## PROBLEM DESCRIPTION
Report back each line of the records that contains the string "press".

## ENTRIES SUPPLIED

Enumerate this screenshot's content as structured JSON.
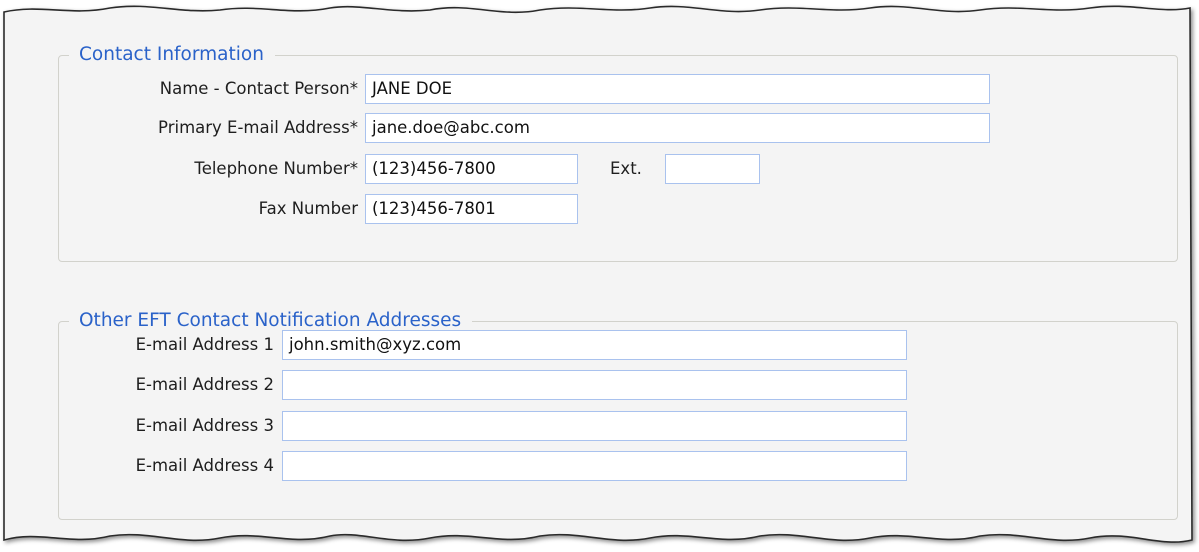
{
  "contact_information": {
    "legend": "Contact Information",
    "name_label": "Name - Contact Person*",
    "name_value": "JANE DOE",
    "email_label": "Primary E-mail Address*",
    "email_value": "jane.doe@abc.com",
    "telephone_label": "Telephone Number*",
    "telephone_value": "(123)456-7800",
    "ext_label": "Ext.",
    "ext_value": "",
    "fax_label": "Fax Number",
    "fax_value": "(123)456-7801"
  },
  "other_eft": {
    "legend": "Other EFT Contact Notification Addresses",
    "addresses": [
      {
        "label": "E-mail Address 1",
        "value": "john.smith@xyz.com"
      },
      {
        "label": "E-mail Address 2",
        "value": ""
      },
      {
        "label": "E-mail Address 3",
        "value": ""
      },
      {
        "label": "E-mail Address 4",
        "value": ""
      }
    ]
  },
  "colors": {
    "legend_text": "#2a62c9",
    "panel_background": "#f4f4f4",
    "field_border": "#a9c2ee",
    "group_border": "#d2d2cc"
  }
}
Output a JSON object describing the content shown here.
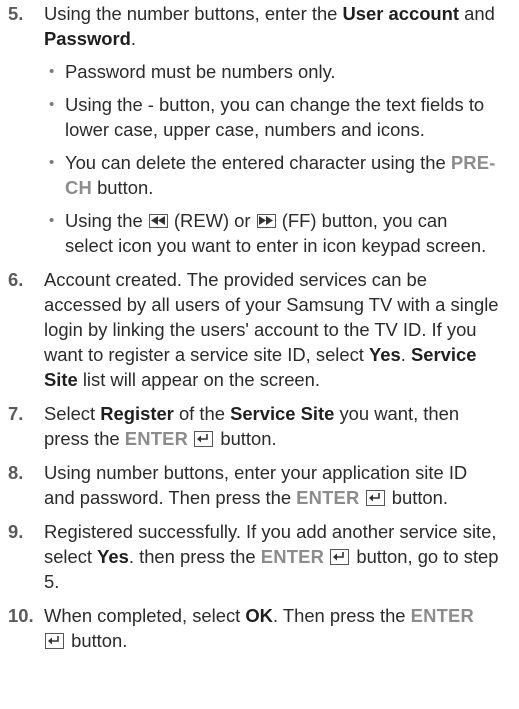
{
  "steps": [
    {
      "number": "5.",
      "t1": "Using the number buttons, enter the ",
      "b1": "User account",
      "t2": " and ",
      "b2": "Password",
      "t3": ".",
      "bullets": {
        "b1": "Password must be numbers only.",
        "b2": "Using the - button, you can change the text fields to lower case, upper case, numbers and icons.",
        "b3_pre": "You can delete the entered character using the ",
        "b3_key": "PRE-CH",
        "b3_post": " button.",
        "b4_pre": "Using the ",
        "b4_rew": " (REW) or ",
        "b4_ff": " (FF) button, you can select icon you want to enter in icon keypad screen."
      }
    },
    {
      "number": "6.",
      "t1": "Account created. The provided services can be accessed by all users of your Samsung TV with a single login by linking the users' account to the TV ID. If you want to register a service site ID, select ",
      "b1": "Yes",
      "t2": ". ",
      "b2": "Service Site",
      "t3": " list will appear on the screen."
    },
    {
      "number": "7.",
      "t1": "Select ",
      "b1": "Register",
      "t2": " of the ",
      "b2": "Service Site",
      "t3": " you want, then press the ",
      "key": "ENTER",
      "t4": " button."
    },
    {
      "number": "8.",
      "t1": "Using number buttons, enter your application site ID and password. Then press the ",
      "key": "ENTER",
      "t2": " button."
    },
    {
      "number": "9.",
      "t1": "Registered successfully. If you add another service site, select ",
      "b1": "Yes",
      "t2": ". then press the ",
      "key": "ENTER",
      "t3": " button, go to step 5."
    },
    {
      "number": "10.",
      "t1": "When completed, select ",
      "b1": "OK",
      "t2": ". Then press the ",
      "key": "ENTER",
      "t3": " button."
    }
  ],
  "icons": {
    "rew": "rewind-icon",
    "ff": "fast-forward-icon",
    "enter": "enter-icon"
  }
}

## SOLUTION
      "t3": " you want, then press the ",
      "t1": "Using number buttons, enter your application site ID and password. Then press the ",
      "t2": ". then press the ",
      "t2": ". Then press the ",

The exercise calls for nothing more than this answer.